Pruning and Maintenance>Proper pruning can enhance a plant's resilience during the winter. Additionally, thinning out dense growth can reduce the risk of ice buildup, which can cause branches to break. However, avoid heavy pruning in the fall, as it can stimulate new growth that might be susceptible to winter damage. Instead, save major pruning for the late winter or early spring.
Simple Ways like Protecting Evergreens
Evergreen trees and shrubs are particularly vulnerable to winter sun and wind. To prevent desiccation and sunburn, spray evergreen foliage with an anti-desiccant spray and wrap the plants with burlap or frost cloth. Additionally, gently shake the snow off the branches after heavy snowfalls to prevent them from bending or breaking under the weight.
Elevate Containers>If your plants are in containers, lifting the pots off the ground is essential to prevent them from freezing directly on the cold surface. Placing pot feet, bricks, or wooden blocks under the banks can help elevate them and allow for drainage.
Conclusion: As winter arrives, taking proactive steps to protect your plants becomes crucial to ensure their health and survival. By selecting hardy plant species, implementing mulching techniques, creating windbreaks, proper watering, using anti-desiccant sprays, wrapping delicate plants, and following other recommended practices, you can significantly increase the chances of your plants thriving through the cold season. These simple measures safeguard your plants from winter's harsh conditions and set the stage for vibrant growth when spring returns. Remember that each region's climate and plant varieties may require specific strategies, so it's essential to tailor your approach based on local conditions and the unique needs of your plants.
As the colder months of the year approach, gardeners and plant enthusiasts must take proactive measures to safeguard their cherished plants from the potentially damaging effects of frost and chilly temperatures. Cold weather can pose significant challenges to the health and survival of plants, particularly those that are not naturally adapted to harsh conditions. In this article, we will explore a range of strategies and tips for effectively protecting plants during cold weather, ensuring their vitality and longevity.
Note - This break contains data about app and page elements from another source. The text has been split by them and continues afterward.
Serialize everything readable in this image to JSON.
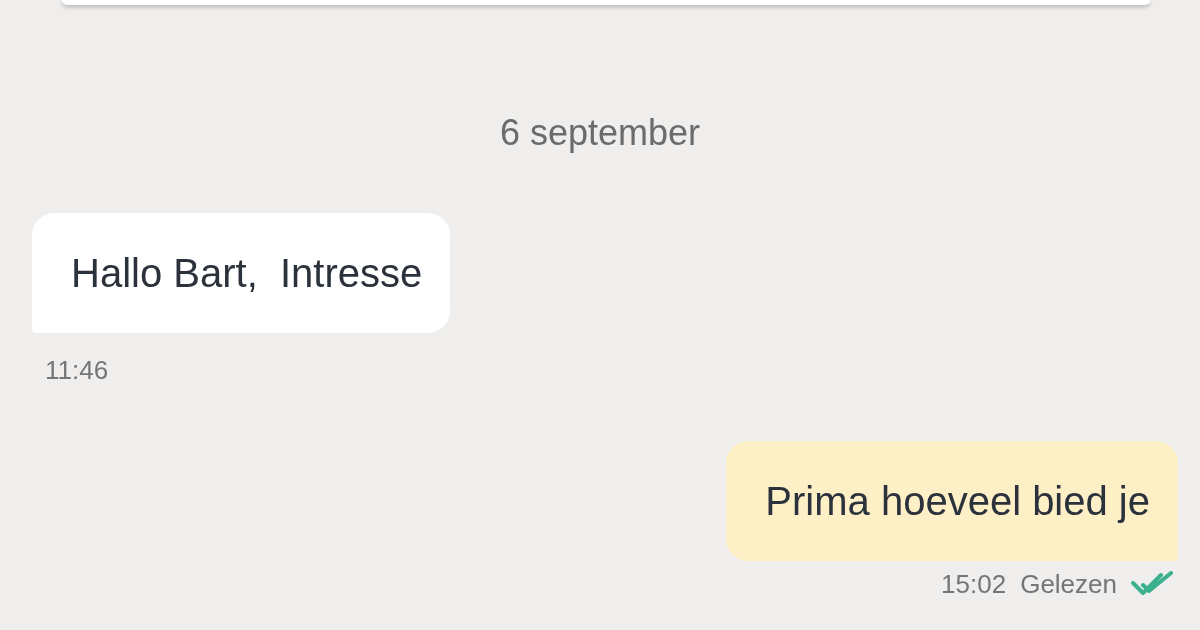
{
  "date_separator": "6 september",
  "messages": [
    {
      "kind": "incoming",
      "text": "Hallo Bart,  Intresse",
      "time": "11:46"
    },
    {
      "kind": "outgoing",
      "text": "Prima hoeveel bied je",
      "time": "15:02",
      "status": "Gelezen",
      "read": true
    }
  ]
}
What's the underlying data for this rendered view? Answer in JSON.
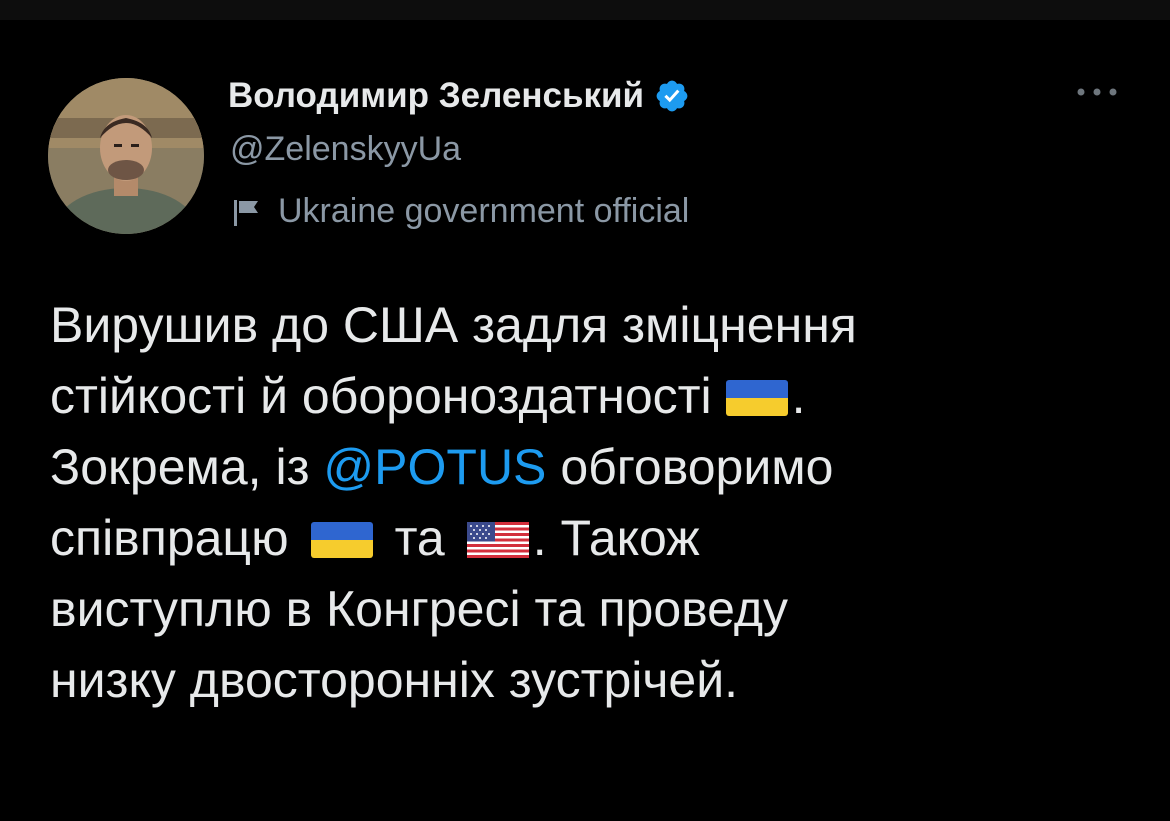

Understanding the Effects of Cold Weather on Plants<>Plants, like most living organisms, are affected by temperature fluctuations. Cold weather, especially frost and freezing temperatures, can cause several detrimental effects on plants, including cellular damage, desiccation, and inhibited growth. When the water inside plant cells freezes, it expands and ruptures the cell walls, leading to irreversible damage. Furthermore, freezing temperatures can hinder a plant's ability to take up water from the soil, resulting in desiccation and wilting. Additionally, cold weather can slow down or halt metabolic processes, stunting plant growth and development.
Site Selection and Plant Choice :One of the fundamental steps in protecting plants during cold weather starts with proper site selection and choosing cold-hardy plant varieties. Before planting, consider the U.S.D.A. Hardiness Zone Map for your region. This map divides geographic areas into zones based on their average minimum temperatures. Select plants well-suited to your zone, as they are more likely to withstand the local winter conditions. Furthermore, choose planting locations that provide natural protection from harsh winds and extreme cold, such as spots near walls, fences, or other structures.